Plight of poorest Christian families in Damascus is worsening
HERE IN DAMASCUS, everything has become so expensive!” Thus exclaims Sister Joseph-Marie Chanaa. “The worsening plight of the people has forced me to get involved in the social sphere in order to help the poor and the suffering, she adds—for originally she worked as a catechist. A member of the congregation of the Sisters of Charity of Besançon in France, Sister Joseph-Marie has been working in the Syrian capital ever since the beginning of the country’s civil war, heading a team of 16 people in helping the poorest Christian families in Damascus, with the support of Aid to the Church in Need (ACN).
With the civil war now in its 10th year, social needs have continued to grow. According to UN figures, in 2019 some 83 percent of the Syrian population was living below the poverty line. Bombs have stopped falling on Damascus, but the civilian population is continuing to pay the price for the conflict and Western economic sanctions, which are limiting the revenue of the state and thus cutting the funds available for the salaries of public service workers. Widespread destruction and contamination of the agricultural infrastructure have disrupted the supply chain, such as markets and bakeries; plus, the lack of productive employment and depletion of people’s savings and growing debt have compounded social and economic difficulties; and rents are pushed ever higher.
In Damascus the rent for a small two-room apartment has increased to an average of around 60,000 Syrian pounds, or close to $115. Sister Joseph-Marie cites the example of a family in which only the father has work, earning a salary of 80,000 Syrian pounds ($160). This means that there is barely $45 left for the family to live on. To give some idea of prices, the cost of a sandwich is around $2—“a very high price for Syrian conditions,” says the sister.
To help the poorest Christian families to continue living in Damascus and its suburbs, Sister Joseph Marie and her team provide a subsidy of about a quarter of their rent, thanks to the financial support from ACN. This is just enough to enable the families to be able to remain in Syria and live in dignity. Sister Joseph Marie says: “Generally speaking, the people who were able to emigrate were those who had enough money to be able to do so. This is not the case for the people still living in the country, those whom we are helping with their rent.”
In addition to rent, the price of heating fuel and other basic necessities has also risen.

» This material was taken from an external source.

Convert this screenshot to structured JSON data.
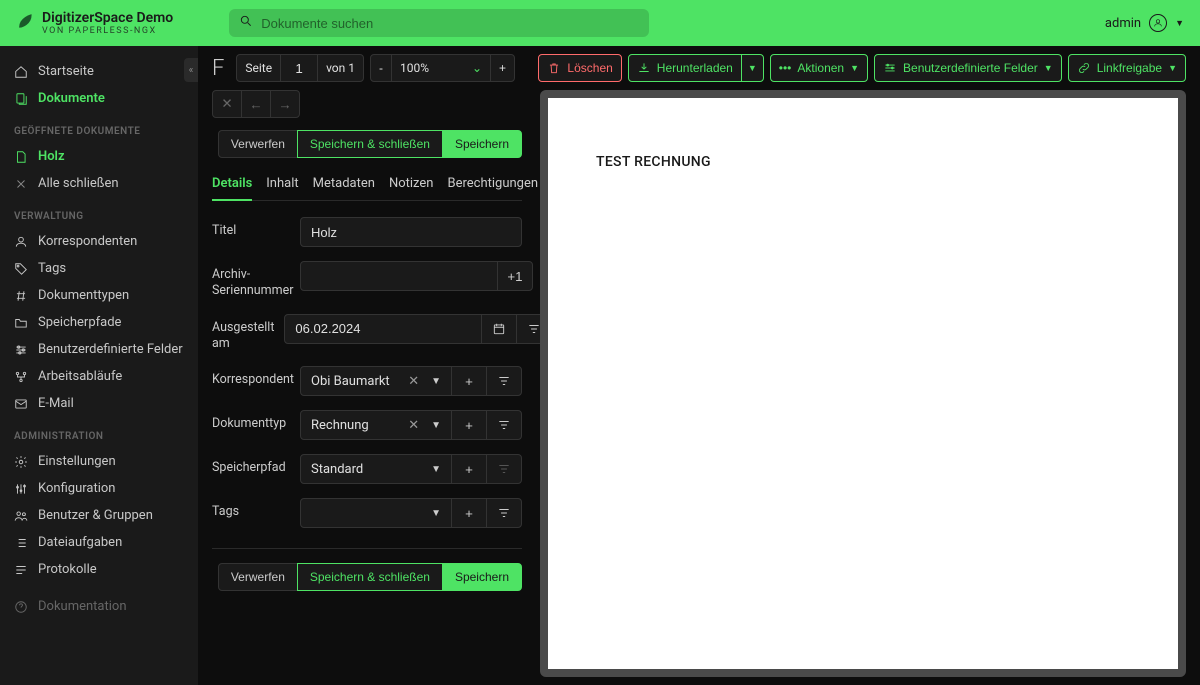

As a result many families are tempted to stop sending their children to higher education in order to save money. To keep young people from dropping out, ACN committed this year to support 550 students at Damascus University. “This is an important project, because we are helping Christian students, of whatever denomination or rite, to continue their studies by helping them pay for public transport and photocopies of their coursework,” says Sister Joseph-Marie.
What makes her particularly happy is the fact that, by and large, these students want to stay on in Syria and not emigrate, except in order to specialize and then return home again afterward. For those who are nevertheless tempted to emigrate, especially in order to escape military service, she always has the same message: “Of course, we don’t know the future, but you should stay on and serve your country, and the Church will help you to do so.”
War and its aftermath have not spared the sick and those suffering from chronic conditions such as diabetes, high blood pressure or high cholesterol. Needless to say, the poorest are the hardest hit, since they cannot afford the cost of their treatment—especially given the three-fold increase in the price of most medication since 2016 and the shortage of supplies. Many pharmaceutical outlets and medical storage facilities were destroyed during the war. So there are fewer and fewer medicines available and people are increasingly forced to seek help from the Churches and charitable agencies.
In the areas under rebel and Turkish army control the international agencies provide emergency help. However, in the areas under Syrian government control, as in Damascus for example, these agencies are not so active. This is why ACN is planning to help some 200 sick people in the capital, through the agency of Sister Joseph-Marie, so that they can get hold of medication and get treatment they urgently need.
Since pharmacies and drugstores have fewer and fewer products available, Sister Joseph-Marie encourages her team to build up reserves of medicine for something like three or four months. At present, there is enough in reserve to last until October. But sadly, she says, the number of people suffering from cancer “is growing at a terrible rate among younger and middle-aged people” and “there is very little help for them.”